Let’s face it. Nobody can predict, with certainty, which blog posts will become popular, much less ones that go viral, being spread from person to person via social media sharing and other online methods. So, there is no 100% foolproof way to sit down and say, “Now I’m going to write some viral content.”
However, there are many common elements in content that does go viral – with viral being defined as spreading through a relevant niche community or across the Internet as a whole. In this post, we’ll share the story of a series of blog posts that caught fire within a niche community, and share how you can apply the same strategies to your own blogging and content creation.
Note that this example is not a flash-in-the-pan type of viral activity; rather, it relies upon the bloggers steadily building an audience, along with loyalty and trust in its readers. Also note that you don’t need to be a huge ecommerce site to find success. In fact, this story happened to a group of everyday people who simply shared a common concern.

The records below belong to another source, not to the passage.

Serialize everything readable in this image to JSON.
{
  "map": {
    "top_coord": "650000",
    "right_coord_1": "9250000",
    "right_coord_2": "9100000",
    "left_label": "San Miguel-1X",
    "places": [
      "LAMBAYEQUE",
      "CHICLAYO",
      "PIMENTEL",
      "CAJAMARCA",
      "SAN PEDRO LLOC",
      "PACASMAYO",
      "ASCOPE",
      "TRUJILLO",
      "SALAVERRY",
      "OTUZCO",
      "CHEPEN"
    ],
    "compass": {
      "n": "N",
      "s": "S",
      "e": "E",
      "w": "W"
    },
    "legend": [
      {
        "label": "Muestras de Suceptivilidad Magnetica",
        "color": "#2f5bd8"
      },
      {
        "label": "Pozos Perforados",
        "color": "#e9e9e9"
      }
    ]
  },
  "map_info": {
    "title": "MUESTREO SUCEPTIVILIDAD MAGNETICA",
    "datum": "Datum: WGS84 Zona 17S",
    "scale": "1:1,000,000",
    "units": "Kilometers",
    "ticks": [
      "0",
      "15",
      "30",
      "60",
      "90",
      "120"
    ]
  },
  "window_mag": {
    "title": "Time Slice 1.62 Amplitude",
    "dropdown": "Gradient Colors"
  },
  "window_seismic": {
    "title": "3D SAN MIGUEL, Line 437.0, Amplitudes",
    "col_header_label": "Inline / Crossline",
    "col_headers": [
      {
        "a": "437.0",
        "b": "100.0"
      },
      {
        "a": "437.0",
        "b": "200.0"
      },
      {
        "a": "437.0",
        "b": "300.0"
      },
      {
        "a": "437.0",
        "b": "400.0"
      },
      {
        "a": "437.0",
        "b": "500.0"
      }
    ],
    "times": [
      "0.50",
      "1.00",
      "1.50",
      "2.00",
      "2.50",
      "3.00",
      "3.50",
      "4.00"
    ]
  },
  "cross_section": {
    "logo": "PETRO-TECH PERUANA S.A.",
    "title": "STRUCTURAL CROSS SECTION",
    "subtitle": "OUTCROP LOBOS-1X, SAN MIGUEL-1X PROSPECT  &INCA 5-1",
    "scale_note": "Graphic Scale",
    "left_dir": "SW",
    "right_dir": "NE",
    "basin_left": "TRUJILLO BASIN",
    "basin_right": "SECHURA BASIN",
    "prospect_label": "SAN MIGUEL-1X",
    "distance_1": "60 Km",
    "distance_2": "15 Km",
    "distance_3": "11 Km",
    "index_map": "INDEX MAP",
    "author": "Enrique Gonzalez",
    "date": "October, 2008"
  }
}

Business case study
Situation: Newspapers in a community in the Cleveland area were not reporting on multiple key stories in the area, perhaps because of a shortage of resources. So, a group of concerned citizens created a blog to fill in the coverage gaps.

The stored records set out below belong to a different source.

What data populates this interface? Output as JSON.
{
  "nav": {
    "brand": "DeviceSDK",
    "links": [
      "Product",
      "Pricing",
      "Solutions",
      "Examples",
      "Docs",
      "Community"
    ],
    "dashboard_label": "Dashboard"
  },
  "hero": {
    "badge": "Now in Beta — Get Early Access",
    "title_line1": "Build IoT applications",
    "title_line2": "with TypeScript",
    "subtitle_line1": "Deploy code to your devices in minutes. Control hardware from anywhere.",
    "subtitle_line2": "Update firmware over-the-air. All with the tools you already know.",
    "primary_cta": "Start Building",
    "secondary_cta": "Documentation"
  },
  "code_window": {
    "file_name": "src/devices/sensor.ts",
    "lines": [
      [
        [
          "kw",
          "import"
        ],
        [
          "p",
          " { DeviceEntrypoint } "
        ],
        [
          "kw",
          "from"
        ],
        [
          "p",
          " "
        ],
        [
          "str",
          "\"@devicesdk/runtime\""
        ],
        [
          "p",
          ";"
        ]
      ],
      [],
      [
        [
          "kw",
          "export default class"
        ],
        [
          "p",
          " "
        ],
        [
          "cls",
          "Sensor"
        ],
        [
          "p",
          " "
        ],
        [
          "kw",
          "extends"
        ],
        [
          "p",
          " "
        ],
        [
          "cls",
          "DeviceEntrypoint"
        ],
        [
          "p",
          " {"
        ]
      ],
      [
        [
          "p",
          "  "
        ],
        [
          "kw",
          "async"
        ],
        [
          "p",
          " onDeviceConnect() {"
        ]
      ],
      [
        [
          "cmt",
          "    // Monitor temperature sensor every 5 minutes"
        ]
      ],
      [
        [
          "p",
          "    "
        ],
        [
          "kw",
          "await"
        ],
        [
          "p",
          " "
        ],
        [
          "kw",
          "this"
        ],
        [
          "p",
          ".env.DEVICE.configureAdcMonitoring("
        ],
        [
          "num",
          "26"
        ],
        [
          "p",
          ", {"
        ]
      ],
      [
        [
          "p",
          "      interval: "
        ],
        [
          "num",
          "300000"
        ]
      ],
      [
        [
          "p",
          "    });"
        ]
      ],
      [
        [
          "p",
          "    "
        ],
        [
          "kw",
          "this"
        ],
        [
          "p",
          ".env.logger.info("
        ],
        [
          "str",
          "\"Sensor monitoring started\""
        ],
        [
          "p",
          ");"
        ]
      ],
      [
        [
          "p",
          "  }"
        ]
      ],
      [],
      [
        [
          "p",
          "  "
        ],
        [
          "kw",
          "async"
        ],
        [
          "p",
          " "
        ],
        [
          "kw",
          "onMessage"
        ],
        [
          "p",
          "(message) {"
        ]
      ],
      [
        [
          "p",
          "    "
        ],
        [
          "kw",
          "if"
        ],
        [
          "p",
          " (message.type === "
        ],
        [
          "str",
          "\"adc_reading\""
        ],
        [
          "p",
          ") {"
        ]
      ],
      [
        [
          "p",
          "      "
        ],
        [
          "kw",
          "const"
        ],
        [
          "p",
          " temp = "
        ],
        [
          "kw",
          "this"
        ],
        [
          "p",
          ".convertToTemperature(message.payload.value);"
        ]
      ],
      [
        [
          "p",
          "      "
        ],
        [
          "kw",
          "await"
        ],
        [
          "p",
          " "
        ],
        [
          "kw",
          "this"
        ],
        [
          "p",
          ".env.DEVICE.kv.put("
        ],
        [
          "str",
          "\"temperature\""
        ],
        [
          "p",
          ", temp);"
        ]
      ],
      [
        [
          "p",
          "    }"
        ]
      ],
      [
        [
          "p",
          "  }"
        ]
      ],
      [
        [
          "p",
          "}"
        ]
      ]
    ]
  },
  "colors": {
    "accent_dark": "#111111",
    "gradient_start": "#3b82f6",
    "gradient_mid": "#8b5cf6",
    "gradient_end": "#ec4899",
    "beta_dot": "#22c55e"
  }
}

Lesson: Identify information gaps in your own industry and space. What do people want that your competitors are not providing?
Situation: Concerns about school spending were not being addressed, as one example, so the blog assigned a writer to attend school board meetings and report more in-depth details of what transpired. A significant number of comments began appearing in connection with these posts, with many of them thanking the blogger for this important information. The blog therefore began providing even more information on this particular subject.
Lesson: Pay attention to what responses you are – or aren’t – getting to your posts. Adjust your strategy to provide more of what your audience wants.
Situation: Bloggers and commenters alike shared frustrations that their concerns weren’t being heard by the school district. One of the bloggers announced that he planned to sit outside during the next school board meeting, which he later followed up with the inclusion of an empty chair to represent the lack of official response. Posts began appearing that featured the chair in humorous situations, each highlighting the lack of interaction from officials – and readers began increasingly sharing the adventures and opinions of “The Chair.” Comments began pouring in by the hundreds and the bloggers worked together to make sure that everyone received a response.
Lesson: Find interesting and unique methods of sharing information. This can’t be forced; in other words, forming a think tank and creating the character of “The Chair” may have failed miserably. Instead, it arose organically and was re-introduced in the blog multiple times because of the enthusiastic response for the humor and for what it symbolized. So, again, monitor the reactions of readers and respond accordingly. Acknowledge people who comment, even if you need to do so in batches (“thank you everyone for your comments!”) rather than one by one.
Situation: After a blog post stated that the seven or so community bloggers were going to stand outside the building during a school board meeting, to make a peaceful statement that citizens needed to be heard, the post was shared so significantly that hundreds of people showed up in support, along with four Cleveland television stations. Afterwards, NPR featured the blog on one of its radio programs. Other bloggers and newspapers alike began linking to posts on this blog, citing it as a trustworthy and in-depth source.
Lesson: You certainly don’t need to do something controversial to cause a post to become viral. That’s not the point. Instead, you need to look at your own unique situation and determine the best way to spread the news of your company – just as the community bloggers did – and follow through in a way that is better, more valuable and more interesting that what is currently available. Then, encourage sharing and visibility. Rinse and repeat.